*** Opening Information given ***

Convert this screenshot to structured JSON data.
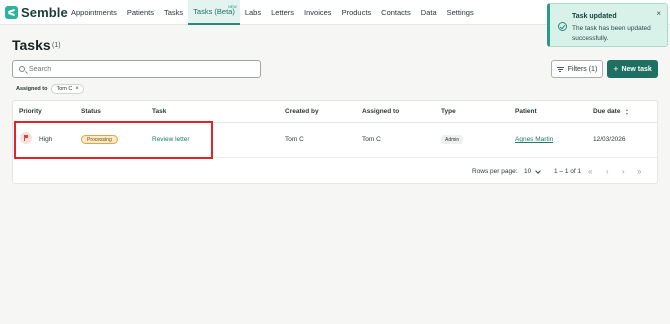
{
  "app": {
    "name": "Semble"
  },
  "nav": {
    "items": [
      {
        "label": "Appointments"
      },
      {
        "label": "Patients"
      },
      {
        "label": "Tasks"
      },
      {
        "label": "Tasks (Beta)",
        "badge": "NEW",
        "active": true
      },
      {
        "label": "Labs"
      },
      {
        "label": "Letters"
      },
      {
        "label": "Invoices"
      },
      {
        "label": "Products"
      },
      {
        "label": "Contacts"
      },
      {
        "label": "Data"
      },
      {
        "label": "Settings"
      }
    ]
  },
  "toast": {
    "title": "Task updated",
    "message": "The task has been updated successfully.",
    "close": "×",
    "icon": "check-circle-icon"
  },
  "page": {
    "title": "Tasks",
    "count": "(1)"
  },
  "search": {
    "placeholder": "Search",
    "value": ""
  },
  "toolbar": {
    "filters_label": "Filters (1)",
    "new_task_label": "New task",
    "new_task_plus": "+"
  },
  "active_filter": {
    "label": "Assigned to",
    "value": "Tom C",
    "remove": "×"
  },
  "table": {
    "columns": [
      "Priority",
      "Status",
      "Task",
      "Created by",
      "Assigned to",
      "Type",
      "Patient",
      "Due date"
    ],
    "rows": [
      {
        "priority": "High",
        "status": "Processing",
        "task": "Review letter",
        "created_by": "Tom C",
        "assigned_to": "Tom C",
        "type": "Admin",
        "patient": "Agnes Martin",
        "due_date": "12/03/2026"
      }
    ]
  },
  "pagination": {
    "rows_per_page_label": "Rows per page:",
    "rows_per_page": "10",
    "range": "1 – 1 of 1",
    "first": "«",
    "prev": "‹",
    "next": "›",
    "last": "»"
  },
  "colors": {
    "brand": "#2bb39b",
    "primary_button": "#1f6f62",
    "highlight": "#e2232a",
    "status_processing": "#fde9c9",
    "priority_high": "#d14b3c"
  }
}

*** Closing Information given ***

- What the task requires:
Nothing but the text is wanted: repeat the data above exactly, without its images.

- Response to this task:
Convert this screenshot to structured JSON data.
{
  "app": {
    "name": "Semble"
  },
  "nav": {
    "items": [
      {
        "label": "Appointments"
      },
      {
        "label": "Patients"
      },
      {
        "label": "Tasks"
      },
      {
        "label": "Tasks (Beta)",
        "badge": "NEW",
        "active": true
      },
      {
        "label": "Labs"
      },
      {
        "label": "Letters"
      },
      {
        "label": "Invoices"
      },
      {
        "label": "Products"
      },
      {
        "label": "Contacts"
      },
      {
        "label": "Data"
      },
      {
        "label": "Settings"
      }
    ]
  },
  "toast": {
    "title": "Task updated",
    "message": "The task has been updated successfully.",
    "close": "×",
    "icon": "check-circle-icon"
  },
  "page": {
    "title": "Tasks",
    "count": "(1)"
  },
  "search": {
    "placeholder": "Search",
    "value": ""
  },
  "toolbar": {
    "filters_label": "Filters (1)",
    "new_task_label": "New task",
    "new_task_plus": "+"
  },
  "active_filter": {
    "label": "Assigned to",
    "value": "Tom C",
    "remove": "×"
  },
  "table": {
    "columns": [
      "Priority",
      "Status",
      "Task",
      "Created by",
      "Assigned to",
      "Type",
      "Patient",
      "Due date"
    ],
    "rows": [
      {
        "priority": "High",
        "status": "Processing",
        "task": "Review letter",
        "created_by": "Tom C",
        "assigned_to": "Tom C",
        "type": "Admin",
        "patient": "Agnes Martin",
        "due_date": "12/03/2026"
      }
    ]
  },
  "pagination": {
    "rows_per_page_label": "Rows per page:",
    "rows_per_page": "10",
    "range": "1 – 1 of 1",
    "first": "«",
    "prev": "‹",
    "next": "›",
    "last": "»"
  },
  "colors": {
    "brand": "#2bb39b",
    "primary_button": "#1f6f62",
    "highlight": "#e2232a",
    "status_processing": "#fde9c9",
    "priority_high": "#d14b3c"
  }
}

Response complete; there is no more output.